WHAT YOU SHOULD DO: The required output is every record, reproduced exactly.

MATERIAL PROVIDED:
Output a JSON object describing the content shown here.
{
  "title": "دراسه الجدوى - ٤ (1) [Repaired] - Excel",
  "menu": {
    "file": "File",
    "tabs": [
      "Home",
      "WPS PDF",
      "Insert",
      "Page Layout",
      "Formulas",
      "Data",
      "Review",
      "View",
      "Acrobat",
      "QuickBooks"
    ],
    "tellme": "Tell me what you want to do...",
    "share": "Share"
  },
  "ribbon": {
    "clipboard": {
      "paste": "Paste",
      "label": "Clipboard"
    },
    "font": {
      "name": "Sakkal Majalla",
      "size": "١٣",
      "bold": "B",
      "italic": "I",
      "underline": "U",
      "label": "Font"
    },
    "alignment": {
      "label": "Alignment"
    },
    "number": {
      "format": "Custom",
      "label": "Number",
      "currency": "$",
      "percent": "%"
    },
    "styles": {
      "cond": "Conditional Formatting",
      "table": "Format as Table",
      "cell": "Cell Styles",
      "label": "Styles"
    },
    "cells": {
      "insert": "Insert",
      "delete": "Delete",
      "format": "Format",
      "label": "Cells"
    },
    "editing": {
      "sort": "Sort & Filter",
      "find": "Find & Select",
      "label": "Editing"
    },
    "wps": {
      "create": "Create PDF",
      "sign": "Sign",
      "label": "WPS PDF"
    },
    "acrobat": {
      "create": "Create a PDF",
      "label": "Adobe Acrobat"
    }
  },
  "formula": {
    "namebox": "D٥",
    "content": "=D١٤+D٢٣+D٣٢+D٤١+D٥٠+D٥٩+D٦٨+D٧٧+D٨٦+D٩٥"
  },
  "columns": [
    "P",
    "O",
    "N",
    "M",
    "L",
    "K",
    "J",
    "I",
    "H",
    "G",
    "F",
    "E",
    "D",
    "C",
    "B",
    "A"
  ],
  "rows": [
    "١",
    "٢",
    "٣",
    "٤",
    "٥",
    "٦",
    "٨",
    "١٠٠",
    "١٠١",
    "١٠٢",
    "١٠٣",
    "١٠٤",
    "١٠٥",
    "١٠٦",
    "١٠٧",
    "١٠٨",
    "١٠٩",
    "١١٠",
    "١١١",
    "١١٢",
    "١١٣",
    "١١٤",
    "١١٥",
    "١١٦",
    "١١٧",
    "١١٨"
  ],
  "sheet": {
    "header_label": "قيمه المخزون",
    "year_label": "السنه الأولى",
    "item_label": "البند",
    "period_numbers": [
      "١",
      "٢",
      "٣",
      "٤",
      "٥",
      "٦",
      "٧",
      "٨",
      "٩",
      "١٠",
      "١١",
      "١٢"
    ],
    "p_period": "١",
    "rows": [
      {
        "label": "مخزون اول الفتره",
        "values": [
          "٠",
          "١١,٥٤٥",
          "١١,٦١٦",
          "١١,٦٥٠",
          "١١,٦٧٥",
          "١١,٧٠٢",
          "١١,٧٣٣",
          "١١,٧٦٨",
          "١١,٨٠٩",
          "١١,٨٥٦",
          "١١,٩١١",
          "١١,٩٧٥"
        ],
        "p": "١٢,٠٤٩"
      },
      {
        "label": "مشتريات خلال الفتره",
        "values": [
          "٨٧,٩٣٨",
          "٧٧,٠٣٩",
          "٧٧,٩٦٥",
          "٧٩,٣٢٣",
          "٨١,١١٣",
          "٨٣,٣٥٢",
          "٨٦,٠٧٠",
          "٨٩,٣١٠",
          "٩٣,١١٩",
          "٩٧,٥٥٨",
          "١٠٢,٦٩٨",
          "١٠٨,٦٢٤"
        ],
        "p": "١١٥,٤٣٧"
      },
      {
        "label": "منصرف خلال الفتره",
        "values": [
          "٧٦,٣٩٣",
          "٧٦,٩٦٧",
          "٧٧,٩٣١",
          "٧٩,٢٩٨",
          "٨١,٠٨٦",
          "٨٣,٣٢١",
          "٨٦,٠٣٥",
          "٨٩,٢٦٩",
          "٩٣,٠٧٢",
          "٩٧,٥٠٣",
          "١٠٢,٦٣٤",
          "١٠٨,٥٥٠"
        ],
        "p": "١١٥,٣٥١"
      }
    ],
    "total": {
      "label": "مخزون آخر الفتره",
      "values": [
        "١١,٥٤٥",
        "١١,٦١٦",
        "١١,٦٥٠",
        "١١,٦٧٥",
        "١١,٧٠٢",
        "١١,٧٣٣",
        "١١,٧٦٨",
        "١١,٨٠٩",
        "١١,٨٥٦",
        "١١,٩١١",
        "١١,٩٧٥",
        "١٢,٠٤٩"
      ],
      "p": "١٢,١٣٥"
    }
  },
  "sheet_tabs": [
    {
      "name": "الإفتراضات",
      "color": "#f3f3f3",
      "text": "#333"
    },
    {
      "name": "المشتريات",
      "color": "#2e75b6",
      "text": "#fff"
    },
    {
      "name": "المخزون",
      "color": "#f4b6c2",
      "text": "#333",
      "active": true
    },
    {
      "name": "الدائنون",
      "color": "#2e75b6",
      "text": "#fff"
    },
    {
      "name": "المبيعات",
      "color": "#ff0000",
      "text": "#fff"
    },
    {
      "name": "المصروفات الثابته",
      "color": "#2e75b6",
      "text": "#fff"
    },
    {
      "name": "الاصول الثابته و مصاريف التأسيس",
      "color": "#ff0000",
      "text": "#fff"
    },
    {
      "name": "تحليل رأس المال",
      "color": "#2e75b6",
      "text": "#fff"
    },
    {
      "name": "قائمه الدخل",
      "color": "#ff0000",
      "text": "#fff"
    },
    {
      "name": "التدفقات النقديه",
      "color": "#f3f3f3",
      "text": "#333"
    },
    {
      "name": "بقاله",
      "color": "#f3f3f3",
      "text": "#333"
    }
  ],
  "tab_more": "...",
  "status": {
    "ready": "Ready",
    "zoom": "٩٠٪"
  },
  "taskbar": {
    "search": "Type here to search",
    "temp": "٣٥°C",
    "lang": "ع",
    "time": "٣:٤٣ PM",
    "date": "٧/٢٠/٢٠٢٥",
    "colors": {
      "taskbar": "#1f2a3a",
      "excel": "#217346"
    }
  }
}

WRITTEN RESPONSE:
Output a JSON object describing the content shown here.
{
  "title": "دراسه الجدوى - ٤ (1) [Repaired] - Excel",
  "menu": {
    "file": "File",
    "tabs": [
      "Home",
      "WPS PDF",
      "Insert",
      "Page Layout",
      "Formulas",
      "Data",
      "Review",
      "View",
      "Acrobat",
      "QuickBooks"
    ],
    "tellme": "Tell me what you want to do...",
    "share": "Share"
  },
  "ribbon": {
    "clipboard": {
      "paste": "Paste",
      "label": "Clipboard"
    },
    "font": {
      "name": "Sakkal Majalla",
      "size": "١٣",
      "bold": "B",
      "italic": "I",
      "underline": "U",
      "label": "Font"
    },
    "alignment": {
      "label": "Alignment"
    },
    "number": {
      "format": "Custom",
      "label": "Number",
      "currency": "$",
      "percent": "%"
    },
    "styles": {
      "cond": "Conditional Formatting",
      "table": "Format as Table",
      "cell": "Cell Styles",
      "label": "Styles"
    },
    "cells": {
      "insert": "Insert",
      "delete": "Delete",
      "format": "Format",
      "label": "Cells"
    },
    "editing": {
      "sort": "Sort & Filter",
      "find": "Find & Select",
      "label": "Editing"
    },
    "wps": {
      "create": "Create PDF",
      "sign": "Sign",
      "label": "WPS PDF"
    },
    "acrobat": {
      "create": "Create a PDF",
      "label": "Adobe Acrobat"
    }
  },
  "formula": {
    "namebox": "D٥",
    "content": "=D١٤+D٢٣+D٣٢+D٤١+D٥٠+D٥٩+D٦٨+D٧٧+D٨٦+D٩٥"
  },
  "columns": [
    "P",
    "O",
    "N",
    "M",
    "L",
    "K",
    "J",
    "I",
    "H",
    "G",
    "F",
    "E",
    "D",
    "C",
    "B",
    "A"
  ],
  "rows": [
    "١",
    "٢",
    "٣",
    "٤",
    "٥",
    "٦",
    "٨",
    "١٠٠",
    "١٠١",
    "١٠٢",
    "١٠٣",
    "١٠٤",
    "١٠٥",
    "١٠٦",
    "١٠٧",
    "١٠٨",
    "١٠٩",
    "١١٠",
    "١١١",
    "١١٢",
    "١١٣",
    "١١٤",
    "١١٥",
    "١١٦",
    "١١٧",
    "١١٨"
  ],
  "sheet": {
    "header_label": "قيمه المخزون",
    "year_label": "السنه الأولى",
    "item_label": "البند",
    "period_numbers": [
      "١",
      "٢",
      "٣",
      "٤",
      "٥",
      "٦",
      "٧",
      "٨",
      "٩",
      "١٠",
      "١١",
      "١٢"
    ],
    "p_period": "١",
    "rows": [
      {
        "label": "مخزون اول الفتره",
        "values": [
          "٠",
          "١١,٥٤٥",
          "١١,٦١٦",
          "١١,٦٥٠",
          "١١,٦٧٥",
          "١١,٧٠٢",
          "١١,٧٣٣",
          "١١,٧٦٨",
          "١١,٨٠٩",
          "١١,٨٥٦",
          "١١,٩١١",
          "١١,٩٧٥"
        ],
        "p": "١٢,٠٤٩"
      },
      {
        "label": "مشتريات خلال الفتره",
        "values": [
          "٨٧,٩٣٨",
          "٧٧,٠٣٩",
          "٧٧,٩٦٥",
          "٧٩,٣٢٣",
          "٨١,١١٣",
          "٨٣,٣٥٢",
          "٨٦,٠٧٠",
          "٨٩,٣١٠",
          "٩٣,١١٩",
          "٩٧,٥٥٨",
          "١٠٢,٦٩٨",
          "١٠٨,٦٢٤"
        ],
        "p": "١١٥,٤٣٧"
      },
      {
        "label": "منصرف خلال الفتره",
        "values": [
          "٧٦,٣٩٣",
          "٧٦,٩٦٧",
          "٧٧,٩٣١",
          "٧٩,٢٩٨",
          "٨١,٠٨٦",
          "٨٣,٣٢١",
          "٨٦,٠٣٥",
          "٨٩,٢٦٩",
          "٩٣,٠٧٢",
          "٩٧,٥٠٣",
          "١٠٢,٦٣٤",
          "١٠٨,٥٥٠"
        ],
        "p": "١١٥,٣٥١"
      }
    ],
    "total": {
      "label": "مخزون آخر الفتره",
      "values": [
        "١١,٥٤٥",
        "١١,٦١٦",
        "١١,٦٥٠",
        "١١,٦٧٥",
        "١١,٧٠٢",
        "١١,٧٣٣",
        "١١,٧٦٨",
        "١١,٨٠٩",
        "١١,٨٥٦",
        "١١,٩١١",
        "١١,٩٧٥",
        "١٢,٠٤٩"
      ],
      "p": "١٢,١٣٥"
    }
  },
  "sheet_tabs": [
    {
      "name": "الإفتراضات",
      "color": "#f3f3f3",
      "text": "#333"
    },
    {
      "name": "المشتريات",
      "color": "#2e75b6",
      "text": "#fff"
    },
    {
      "name": "المخزون",
      "color": "#f4b6c2",
      "text": "#333",
      "active": true
    },
    {
      "name": "الدائنون",
      "color": "#2e75b6",
      "text": "#fff"
    },
    {
      "name": "المبيعات",
      "color": "#ff0000",
      "text": "#fff"
    },
    {
      "name": "المصروفات الثابته",
      "color": "#2e75b6",
      "text": "#fff"
    },
    {
      "name": "الاصول الثابته و مصاريف التأسيس",
      "color": "#ff0000",
      "text": "#fff"
    },
    {
      "name": "تحليل رأس المال",
      "color": "#2e75b6",
      "text": "#fff"
    },
    {
      "name": "قائمه الدخل",
      "color": "#ff0000",
      "text": "#fff"
    },
    {
      "name": "التدفقات النقديه",
      "color": "#f3f3f3",
      "text": "#333"
    },
    {
      "name": "بقاله",
      "color": "#f3f3f3",
      "text": "#333"
    }
  ],
  "tab_more": "...",
  "status": {
    "ready": "Ready",
    "zoom": "٩٠٪"
  },
  "taskbar": {
    "search": "Type here to search",
    "temp": "٣٥°C",
    "lang": "ع",
    "time": "٣:٤٣ PM",
    "date": "٧/٢٠/٢٠٢٥",
    "colors": {
      "taskbar": "#1f2a3a",
      "excel": "#217346"
    }
  }
}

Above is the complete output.